Ingredients to Avoid in Baby Food

If you buy baby food with additives in it you may be addicting your baby to fat sugar, preservatives and all kinds of bad things for life. This is because the additives put in these foods do make them look and taste better.

If you give baby a savory or sugary food that is brightly colored it is not going to learn to eat the foods that are good for them – at any age.

The side effects of eating foods that are bad for them include food allergies, increased waistlines, an inability to absorb minerals and vitamins, a fatty liver, childhood obesity, learning and behavioral disabilities and many different childhood cancers and diseases.
Make sure you avoid artificial sweeteners. These are combination of chemicals that make food taste sweeter. Beware of finding them in baby foods that are labeled 'natural', 'sugar-free' or organic.

These sweeteners cause cravings for more sweeteners and train the brain to mindlessly eat foods full of calories. Most foods that contain artificial sweeteners, like packaged bakery goods are also of poor nutritional quality.

Artificial sweeteners can harm your baby's brain and prevent it from growing. You could end up with a more nervous child or one with ADD.

Newer sweeteners on the scene include Sucralose (Splenda), Tagatose (Naturlose), and Neotame. Avoid Saccharin, NutraSweet and Sweet N'Low to avoid establishing an unhealthy taste for sweets in your infant.

Monosodium Glutamate (MSG) is used to bring out the flavor in foods and although, thankfully, it is not in most babyfoods anymore you should read the labels and watch out for it.

If pureeing your own baby food be sure to watch out for pickled foods and condiments that might contain this very toxic ingredient.

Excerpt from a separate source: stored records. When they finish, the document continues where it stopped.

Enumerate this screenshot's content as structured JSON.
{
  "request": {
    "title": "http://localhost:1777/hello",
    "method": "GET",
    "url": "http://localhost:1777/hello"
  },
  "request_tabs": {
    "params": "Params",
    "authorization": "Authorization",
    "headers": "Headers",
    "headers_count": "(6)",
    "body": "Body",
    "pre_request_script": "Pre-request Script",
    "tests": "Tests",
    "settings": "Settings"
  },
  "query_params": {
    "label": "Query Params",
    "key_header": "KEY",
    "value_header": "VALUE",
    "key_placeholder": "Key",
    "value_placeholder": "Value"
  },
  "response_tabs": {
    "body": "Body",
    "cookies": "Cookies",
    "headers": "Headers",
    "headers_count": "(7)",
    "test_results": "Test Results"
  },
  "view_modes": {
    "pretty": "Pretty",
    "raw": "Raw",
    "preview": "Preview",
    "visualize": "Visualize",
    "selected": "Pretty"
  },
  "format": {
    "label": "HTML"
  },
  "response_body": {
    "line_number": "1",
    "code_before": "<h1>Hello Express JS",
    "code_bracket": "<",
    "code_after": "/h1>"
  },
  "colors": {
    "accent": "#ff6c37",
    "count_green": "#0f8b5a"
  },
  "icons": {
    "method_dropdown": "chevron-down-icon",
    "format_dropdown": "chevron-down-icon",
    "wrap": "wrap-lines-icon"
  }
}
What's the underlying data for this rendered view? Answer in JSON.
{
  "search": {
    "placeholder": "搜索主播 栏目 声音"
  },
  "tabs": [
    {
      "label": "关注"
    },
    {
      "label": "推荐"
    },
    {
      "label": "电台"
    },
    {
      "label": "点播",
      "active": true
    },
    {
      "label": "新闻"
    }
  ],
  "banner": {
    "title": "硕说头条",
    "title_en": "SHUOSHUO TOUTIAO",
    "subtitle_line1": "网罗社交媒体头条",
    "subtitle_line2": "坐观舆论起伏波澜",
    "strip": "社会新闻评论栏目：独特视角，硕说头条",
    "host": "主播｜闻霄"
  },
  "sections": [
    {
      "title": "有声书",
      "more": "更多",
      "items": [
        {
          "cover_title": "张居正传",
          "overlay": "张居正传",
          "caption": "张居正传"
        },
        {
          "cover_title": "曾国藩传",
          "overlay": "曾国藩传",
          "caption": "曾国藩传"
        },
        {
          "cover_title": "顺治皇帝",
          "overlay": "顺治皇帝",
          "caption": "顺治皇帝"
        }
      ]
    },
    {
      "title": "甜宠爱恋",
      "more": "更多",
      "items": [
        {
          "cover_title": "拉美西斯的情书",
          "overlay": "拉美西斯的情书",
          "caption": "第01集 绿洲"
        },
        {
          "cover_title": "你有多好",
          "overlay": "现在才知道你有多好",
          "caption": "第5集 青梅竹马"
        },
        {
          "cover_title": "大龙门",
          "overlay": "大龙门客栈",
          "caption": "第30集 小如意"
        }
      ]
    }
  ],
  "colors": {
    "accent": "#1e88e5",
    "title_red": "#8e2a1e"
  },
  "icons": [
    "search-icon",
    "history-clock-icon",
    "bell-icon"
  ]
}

Nowadays, MSG may be hidden in infant formula, low fat milk, candy, chewing gum, drinks, over-the-counter medications (especially children's cold medicines).
Children are 4 times more sensitive to MSG than adults. Neonatal exposure to MSG can cause a permanent reduction in the secretion of growth hormone, leading to stunted growth and irreversible obesity.
Other reactions to MSG include headaches, nausea, weakness, a burning sensation in the back of neck and forearms, wheezing, changes in heart rate, and difficulty breathing.

These are preservatives that are added to processed meat products such as bacon, corned beef, ham, hot dogs, lunch meats, and sausage. They prevent the growth of bacteria.

Nitrates are considered dangerous by the FDA but they have not been banned because they prevent botulism.

Side effects of eating nitrates include headaches, nausea, vomiting, and dizziness. Still you may find these nitrates in baby foods that contain meat so be sure to read labels before you buy commercially made food!

Feeding Routines for Happy Infants

Technically a newborn becomes an infant after reaching the age of one month. The baby remains one until one year old when he or she technically becomes a toddler.
This first year of life is crucial as the way you treat the infant can really affect how he or she will psychologically and physically develop as well as influence the baby's relationship with food.

One important thing is to not force a child of this age to eat. You should never expect him or her to finish a bottle or an entire job of baby food. Putting pressure on a baby causes both emotional and physical discomfort. The pain of overeating for an infant is due to undeveloped organs.

You should also never shame a baby into eating or make him or her think that eating is all about 'control.' This could result in a personality that becomes anxious, obsessive and a future over-eater. Many babies that feel controlled around mealtime rituals become anorexics or bulimics.

Another routine that can never be established early enough is eating at the same time every day. This type of habit tends to 'take hold' as part of your developing baby's instincts and also last well into maturity. It prevents snacking and overeating.

You should try to avoid buying baby foods that contain additives, coloring agents and preservatives. If you must buy commercial baby food rather than make your own then be sure to read the labels. You also want to avoid addicting baby to foods that contain MSG, sugar and too much salt. These additives make food seem so delicious that it will be very hard for you to get your baby to eat things that are less attractive but truly nutritious such as pureed broccoli or yams.

The same thing goes for sugar. The baby who eats chocolate pudding will prefer that over peaches or bananas for dessert. Shunning foods is too easy for an infant' sugar and salt are so addicting they will throw big tantrums to get it.

If you want your baby to develop a positive attitude towards mealtime then it is also a good idea to make it seem more sociable and exciting by talking to the baby about the food and how great it is to share mealtime together. This will make the baby look forward to eating with the family.